Just a short mention for this because it has already received enough praise, what with being the NME album of the year and everything. No-one had overrated this album though; Mercury Rev have created a fascinating, haunting sound which, thankfully, refrains from being self-indulgent. Most of the album has a very lush, mystical feel to it, mainly due to singer Jonathan's frail voice, but Mercury Rev are also capable of creating a great pop song in the form of 'Goddess On A Hiway'. In this case. the music paper men are absolutely correct.
Messenger In The Camp (Fierce Panda)
Anyone who has seen Seafood live will know what they are capable of; frazzled white noise combined with melodic pop.
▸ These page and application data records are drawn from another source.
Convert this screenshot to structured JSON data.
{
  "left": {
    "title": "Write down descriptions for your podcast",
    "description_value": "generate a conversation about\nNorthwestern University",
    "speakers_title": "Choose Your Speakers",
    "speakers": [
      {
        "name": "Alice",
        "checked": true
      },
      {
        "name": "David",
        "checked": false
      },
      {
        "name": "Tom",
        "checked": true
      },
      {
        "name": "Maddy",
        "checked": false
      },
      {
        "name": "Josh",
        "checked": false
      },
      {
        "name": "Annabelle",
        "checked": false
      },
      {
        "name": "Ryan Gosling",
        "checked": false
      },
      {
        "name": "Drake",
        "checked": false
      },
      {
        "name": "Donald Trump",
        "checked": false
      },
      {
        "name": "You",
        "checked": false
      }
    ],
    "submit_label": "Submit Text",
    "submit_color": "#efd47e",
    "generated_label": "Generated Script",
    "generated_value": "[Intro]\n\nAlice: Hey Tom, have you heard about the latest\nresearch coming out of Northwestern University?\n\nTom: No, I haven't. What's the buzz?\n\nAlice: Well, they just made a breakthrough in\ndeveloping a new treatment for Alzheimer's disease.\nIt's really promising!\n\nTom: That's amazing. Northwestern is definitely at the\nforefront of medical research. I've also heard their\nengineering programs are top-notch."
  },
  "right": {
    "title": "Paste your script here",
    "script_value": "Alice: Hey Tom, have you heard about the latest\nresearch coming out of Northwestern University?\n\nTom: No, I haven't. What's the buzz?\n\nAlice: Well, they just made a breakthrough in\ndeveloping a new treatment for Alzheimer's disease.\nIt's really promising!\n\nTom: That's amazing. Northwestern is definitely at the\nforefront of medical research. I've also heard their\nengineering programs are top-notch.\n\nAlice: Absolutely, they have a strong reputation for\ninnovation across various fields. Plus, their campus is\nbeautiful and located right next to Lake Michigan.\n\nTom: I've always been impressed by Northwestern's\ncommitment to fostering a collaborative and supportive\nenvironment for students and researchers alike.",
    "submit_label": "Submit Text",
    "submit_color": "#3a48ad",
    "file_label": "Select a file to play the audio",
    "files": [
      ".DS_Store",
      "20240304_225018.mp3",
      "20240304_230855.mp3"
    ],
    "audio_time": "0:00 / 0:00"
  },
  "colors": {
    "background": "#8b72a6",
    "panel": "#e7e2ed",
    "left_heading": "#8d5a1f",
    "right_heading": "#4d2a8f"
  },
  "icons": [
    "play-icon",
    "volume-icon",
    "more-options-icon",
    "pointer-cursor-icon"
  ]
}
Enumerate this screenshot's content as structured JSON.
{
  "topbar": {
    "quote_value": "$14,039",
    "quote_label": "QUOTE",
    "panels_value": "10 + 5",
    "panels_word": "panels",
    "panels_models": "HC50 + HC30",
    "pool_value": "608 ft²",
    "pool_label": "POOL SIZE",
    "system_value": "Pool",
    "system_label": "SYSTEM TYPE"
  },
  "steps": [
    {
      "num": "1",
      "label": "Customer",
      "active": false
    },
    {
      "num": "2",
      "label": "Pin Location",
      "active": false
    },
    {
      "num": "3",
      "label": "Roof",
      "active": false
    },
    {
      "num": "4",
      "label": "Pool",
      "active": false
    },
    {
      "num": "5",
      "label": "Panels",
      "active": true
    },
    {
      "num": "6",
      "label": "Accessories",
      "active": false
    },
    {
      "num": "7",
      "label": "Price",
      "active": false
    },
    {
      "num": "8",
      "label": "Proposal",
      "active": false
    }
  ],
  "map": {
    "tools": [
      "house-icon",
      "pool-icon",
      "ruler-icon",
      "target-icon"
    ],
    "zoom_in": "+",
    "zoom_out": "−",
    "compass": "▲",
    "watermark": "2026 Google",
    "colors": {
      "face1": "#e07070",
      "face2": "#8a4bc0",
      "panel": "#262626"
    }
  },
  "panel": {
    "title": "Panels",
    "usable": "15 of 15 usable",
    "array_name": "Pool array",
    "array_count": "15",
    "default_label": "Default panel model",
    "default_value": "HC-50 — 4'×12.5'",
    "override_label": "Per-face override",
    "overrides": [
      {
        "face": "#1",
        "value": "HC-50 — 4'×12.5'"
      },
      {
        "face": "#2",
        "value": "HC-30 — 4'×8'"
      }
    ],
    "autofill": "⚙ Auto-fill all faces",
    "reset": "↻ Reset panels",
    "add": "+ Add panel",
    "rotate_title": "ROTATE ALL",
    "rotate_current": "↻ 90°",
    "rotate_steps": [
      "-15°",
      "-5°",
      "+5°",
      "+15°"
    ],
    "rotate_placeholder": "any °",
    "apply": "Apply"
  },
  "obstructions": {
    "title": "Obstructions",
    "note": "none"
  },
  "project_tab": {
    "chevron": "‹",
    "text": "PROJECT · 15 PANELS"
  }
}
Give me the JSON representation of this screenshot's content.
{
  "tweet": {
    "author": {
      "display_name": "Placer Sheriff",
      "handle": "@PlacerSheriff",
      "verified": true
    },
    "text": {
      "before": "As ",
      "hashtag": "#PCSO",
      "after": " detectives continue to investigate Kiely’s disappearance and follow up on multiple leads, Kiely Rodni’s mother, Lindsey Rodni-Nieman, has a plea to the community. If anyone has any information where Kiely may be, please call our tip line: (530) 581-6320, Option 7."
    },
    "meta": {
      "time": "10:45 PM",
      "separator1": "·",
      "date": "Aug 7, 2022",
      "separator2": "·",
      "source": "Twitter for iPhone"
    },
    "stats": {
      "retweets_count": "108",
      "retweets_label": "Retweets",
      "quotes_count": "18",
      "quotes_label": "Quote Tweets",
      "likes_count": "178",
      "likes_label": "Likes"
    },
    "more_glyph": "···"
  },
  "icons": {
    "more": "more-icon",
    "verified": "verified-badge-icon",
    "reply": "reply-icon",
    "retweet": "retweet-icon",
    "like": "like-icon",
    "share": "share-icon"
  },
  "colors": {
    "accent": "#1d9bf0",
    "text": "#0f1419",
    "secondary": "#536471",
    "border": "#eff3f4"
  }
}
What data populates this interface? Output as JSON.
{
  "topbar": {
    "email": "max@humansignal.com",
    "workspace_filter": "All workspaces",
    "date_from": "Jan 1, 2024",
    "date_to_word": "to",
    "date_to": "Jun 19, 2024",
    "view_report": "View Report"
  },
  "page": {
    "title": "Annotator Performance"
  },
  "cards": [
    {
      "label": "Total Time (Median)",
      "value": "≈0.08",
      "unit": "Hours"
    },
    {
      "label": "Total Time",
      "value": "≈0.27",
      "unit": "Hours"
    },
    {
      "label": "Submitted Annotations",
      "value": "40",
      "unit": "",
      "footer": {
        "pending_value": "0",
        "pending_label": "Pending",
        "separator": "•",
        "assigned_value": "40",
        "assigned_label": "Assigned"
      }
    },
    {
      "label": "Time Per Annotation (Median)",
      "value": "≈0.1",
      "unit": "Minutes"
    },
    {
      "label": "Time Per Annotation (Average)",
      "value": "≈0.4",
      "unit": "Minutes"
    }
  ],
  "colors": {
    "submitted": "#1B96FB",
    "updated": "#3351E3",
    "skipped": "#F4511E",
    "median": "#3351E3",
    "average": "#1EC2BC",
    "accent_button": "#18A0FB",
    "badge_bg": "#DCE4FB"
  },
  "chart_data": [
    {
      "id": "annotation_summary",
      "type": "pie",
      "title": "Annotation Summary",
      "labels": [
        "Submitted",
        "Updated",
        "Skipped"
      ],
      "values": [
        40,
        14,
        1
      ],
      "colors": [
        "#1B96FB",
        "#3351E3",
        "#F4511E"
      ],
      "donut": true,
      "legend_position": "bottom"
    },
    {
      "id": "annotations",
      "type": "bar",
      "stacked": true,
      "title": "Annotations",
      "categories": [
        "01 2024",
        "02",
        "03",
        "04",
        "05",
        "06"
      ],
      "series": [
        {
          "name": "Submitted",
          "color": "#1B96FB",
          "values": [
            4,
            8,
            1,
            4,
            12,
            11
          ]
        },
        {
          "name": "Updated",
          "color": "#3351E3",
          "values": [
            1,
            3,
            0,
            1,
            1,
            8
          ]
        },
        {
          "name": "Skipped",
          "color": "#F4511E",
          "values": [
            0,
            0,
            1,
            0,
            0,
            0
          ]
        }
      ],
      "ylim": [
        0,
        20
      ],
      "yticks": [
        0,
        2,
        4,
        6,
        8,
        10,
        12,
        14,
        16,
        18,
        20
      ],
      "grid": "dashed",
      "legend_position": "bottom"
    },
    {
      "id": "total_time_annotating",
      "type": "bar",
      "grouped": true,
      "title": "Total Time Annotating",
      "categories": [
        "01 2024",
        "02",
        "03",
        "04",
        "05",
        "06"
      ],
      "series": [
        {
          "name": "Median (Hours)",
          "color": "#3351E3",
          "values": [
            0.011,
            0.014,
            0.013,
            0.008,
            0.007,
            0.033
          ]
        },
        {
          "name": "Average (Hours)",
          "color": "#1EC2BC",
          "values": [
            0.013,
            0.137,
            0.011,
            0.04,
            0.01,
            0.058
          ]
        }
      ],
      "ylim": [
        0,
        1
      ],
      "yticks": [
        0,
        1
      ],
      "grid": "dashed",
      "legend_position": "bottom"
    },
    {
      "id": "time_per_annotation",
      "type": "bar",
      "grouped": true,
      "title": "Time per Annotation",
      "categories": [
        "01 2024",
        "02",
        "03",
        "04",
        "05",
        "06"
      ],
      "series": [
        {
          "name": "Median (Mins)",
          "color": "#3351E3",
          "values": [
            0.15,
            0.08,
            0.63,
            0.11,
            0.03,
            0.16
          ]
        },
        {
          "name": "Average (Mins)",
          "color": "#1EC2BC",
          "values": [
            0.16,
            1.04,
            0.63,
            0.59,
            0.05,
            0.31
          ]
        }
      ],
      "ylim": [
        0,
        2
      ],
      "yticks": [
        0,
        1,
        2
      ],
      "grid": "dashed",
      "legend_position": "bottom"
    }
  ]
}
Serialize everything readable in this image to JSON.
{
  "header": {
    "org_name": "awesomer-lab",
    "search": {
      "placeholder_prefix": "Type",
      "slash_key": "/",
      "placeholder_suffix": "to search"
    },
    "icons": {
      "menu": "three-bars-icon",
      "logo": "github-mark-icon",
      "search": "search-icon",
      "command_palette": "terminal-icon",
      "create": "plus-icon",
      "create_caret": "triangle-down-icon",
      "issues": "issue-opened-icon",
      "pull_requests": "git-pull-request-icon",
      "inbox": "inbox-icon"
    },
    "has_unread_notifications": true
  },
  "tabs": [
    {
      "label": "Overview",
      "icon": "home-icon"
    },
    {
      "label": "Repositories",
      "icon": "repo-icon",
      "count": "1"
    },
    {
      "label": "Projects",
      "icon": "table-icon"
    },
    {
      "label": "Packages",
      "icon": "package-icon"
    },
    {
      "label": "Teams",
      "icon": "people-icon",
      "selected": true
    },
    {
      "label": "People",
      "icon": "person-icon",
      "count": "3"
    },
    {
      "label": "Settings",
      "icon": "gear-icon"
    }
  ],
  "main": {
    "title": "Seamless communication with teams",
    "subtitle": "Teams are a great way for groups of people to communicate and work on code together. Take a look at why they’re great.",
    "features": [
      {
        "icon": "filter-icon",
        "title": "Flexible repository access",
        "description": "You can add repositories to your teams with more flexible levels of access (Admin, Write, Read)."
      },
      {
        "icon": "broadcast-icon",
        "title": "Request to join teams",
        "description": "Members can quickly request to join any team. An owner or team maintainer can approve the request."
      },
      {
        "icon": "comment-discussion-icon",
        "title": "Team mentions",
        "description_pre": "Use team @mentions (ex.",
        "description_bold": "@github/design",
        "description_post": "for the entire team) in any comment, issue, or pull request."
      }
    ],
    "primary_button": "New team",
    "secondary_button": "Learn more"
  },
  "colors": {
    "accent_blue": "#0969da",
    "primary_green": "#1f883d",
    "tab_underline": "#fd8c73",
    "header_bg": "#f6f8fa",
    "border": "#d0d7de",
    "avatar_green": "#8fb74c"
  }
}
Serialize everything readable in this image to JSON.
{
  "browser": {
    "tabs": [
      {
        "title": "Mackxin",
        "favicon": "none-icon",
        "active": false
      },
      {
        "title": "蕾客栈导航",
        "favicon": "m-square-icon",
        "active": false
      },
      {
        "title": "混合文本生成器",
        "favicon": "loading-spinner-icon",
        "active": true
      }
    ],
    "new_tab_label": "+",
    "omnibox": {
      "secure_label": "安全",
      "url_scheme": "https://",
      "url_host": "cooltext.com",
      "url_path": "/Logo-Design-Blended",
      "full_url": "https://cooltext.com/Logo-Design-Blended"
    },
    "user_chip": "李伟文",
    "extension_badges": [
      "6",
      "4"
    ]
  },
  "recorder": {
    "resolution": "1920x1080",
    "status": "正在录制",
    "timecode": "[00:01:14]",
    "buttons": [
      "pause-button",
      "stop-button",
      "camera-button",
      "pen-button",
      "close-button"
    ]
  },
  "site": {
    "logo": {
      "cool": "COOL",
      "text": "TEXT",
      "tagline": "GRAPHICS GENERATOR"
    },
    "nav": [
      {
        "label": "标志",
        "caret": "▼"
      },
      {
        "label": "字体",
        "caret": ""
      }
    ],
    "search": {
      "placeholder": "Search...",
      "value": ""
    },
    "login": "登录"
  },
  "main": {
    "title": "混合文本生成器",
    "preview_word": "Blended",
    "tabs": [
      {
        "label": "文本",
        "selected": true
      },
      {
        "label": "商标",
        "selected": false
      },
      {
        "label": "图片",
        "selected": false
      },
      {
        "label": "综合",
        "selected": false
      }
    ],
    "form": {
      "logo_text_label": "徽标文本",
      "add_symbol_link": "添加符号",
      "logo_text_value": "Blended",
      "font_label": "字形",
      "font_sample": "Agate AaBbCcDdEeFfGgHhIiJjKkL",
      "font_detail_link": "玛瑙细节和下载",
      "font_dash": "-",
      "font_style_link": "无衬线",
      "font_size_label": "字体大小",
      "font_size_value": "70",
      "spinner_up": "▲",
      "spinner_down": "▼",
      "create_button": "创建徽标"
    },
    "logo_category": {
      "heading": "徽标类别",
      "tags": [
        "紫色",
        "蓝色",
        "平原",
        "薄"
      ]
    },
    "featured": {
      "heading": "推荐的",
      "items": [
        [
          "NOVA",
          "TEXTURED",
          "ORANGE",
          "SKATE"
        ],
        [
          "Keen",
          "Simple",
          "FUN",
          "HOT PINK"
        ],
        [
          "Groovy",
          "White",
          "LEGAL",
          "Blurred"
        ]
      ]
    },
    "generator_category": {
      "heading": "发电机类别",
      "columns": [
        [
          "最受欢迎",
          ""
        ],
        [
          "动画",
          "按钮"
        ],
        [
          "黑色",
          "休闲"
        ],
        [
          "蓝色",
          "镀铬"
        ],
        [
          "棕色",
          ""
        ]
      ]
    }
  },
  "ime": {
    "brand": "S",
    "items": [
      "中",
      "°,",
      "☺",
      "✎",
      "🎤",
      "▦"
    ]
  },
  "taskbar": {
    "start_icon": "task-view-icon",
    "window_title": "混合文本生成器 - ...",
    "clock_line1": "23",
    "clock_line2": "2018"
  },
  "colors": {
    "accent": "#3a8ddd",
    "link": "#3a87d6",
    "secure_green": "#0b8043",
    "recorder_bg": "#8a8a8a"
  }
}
Don't ask me how, but despite the mass of guitar and vocal sound on the singles 'Scorch Comfort' and 'Psychic Rainy Nights', the band have managed to create highly accessible tunes, which sound brilliant. In contrast to this, Seafood display their delicate side on the acoustic lullabies of 'Ukiah' and 'We Felt Maroon', which show the bands songwriting capbilities, despite a fragile sound. The harmonies are very atmospheric too.
Also included on this mini-album is one of the singles of the year; the magnificent 'Porchlight'. It's brutal, twisted and ferocious and if you haven't heard it, is worth buying 'Messenger In The Camp' for that song alone. Not that that should detract from the rest of the songs on the album - nearly all of this is wonderful stuff; hardrocking and poignant, often in the same song.
Songs For The Colour Yellow (hitBACK)
Over the last couple of years, Spearmint have released a stream of singles on their own 'hitBACK' label, which, a few glowing reviews from fanzines apart were largely ignored. I first became aware of the band at this year's Reading festival, and was immeadiately captivated by their delicate tunefulness. I wanted some of their material, and very fortunately this album became available soon after; a compilation of early singles and B-sides.
My favourite song from the album is 'Song For The Colour Yellow', a witty poem dealing with singer Shirley's fascination with his favourite colour, witha a gorgeous chorus and gentle guitar picking providing the accompaniment. It is a typical Spearmint track; interesting and amusing lyrics played alongside fragil, hook-filled musicianship. Other enjoyable songs are the stmospheric 'Slips Away' and the more bitter 'I Can't Sleep'. The poorer tracks on the album tend to be ones which are obvious B-side material; 'Do You Remember Me?' is particularly insubstantial. This is a fine collection however, with some classic tunes which should appeal especially to fans of lo-fi indie-pop (yes, I did just make that genre up). I can see the tunes getting even better for the proper debut album next year.
Seventh Inning Stretch (SD Records)
I first found out about Travis Cut on Snakebite City 7. Their contribution, 'Asmuchas' combined screwed up vocals, harmony and punk riffs in a roller coaster flurry, and was one of the standout tracks of the compilation. While I don't think there is anything on 'Seventh Inning Stretch' to match the aforementioned track, much of it is formed in the same mould, which is no bad thing. There are some genuinely exciting songs; 'My Idea Of Fun' is a frenzied opener and 'Save Me Now' is a fraction slower, but retains the all-important melody.
Some of the tracks are almost pure pop, particularly 'Back Of My Hand'. Others are set in a tougher style; 'Forget I Ever Met You' sounds like J Church. I have to give the band credit for this album; it may not be inspirational, and I know there are people out there who don't like their pun mixed with pop, but this is a record that as soon as you put on the turntable you know is going to be fun and full of tunes.
Issue 2 Contents
Issue 2 Spring '99 © Tim Bragger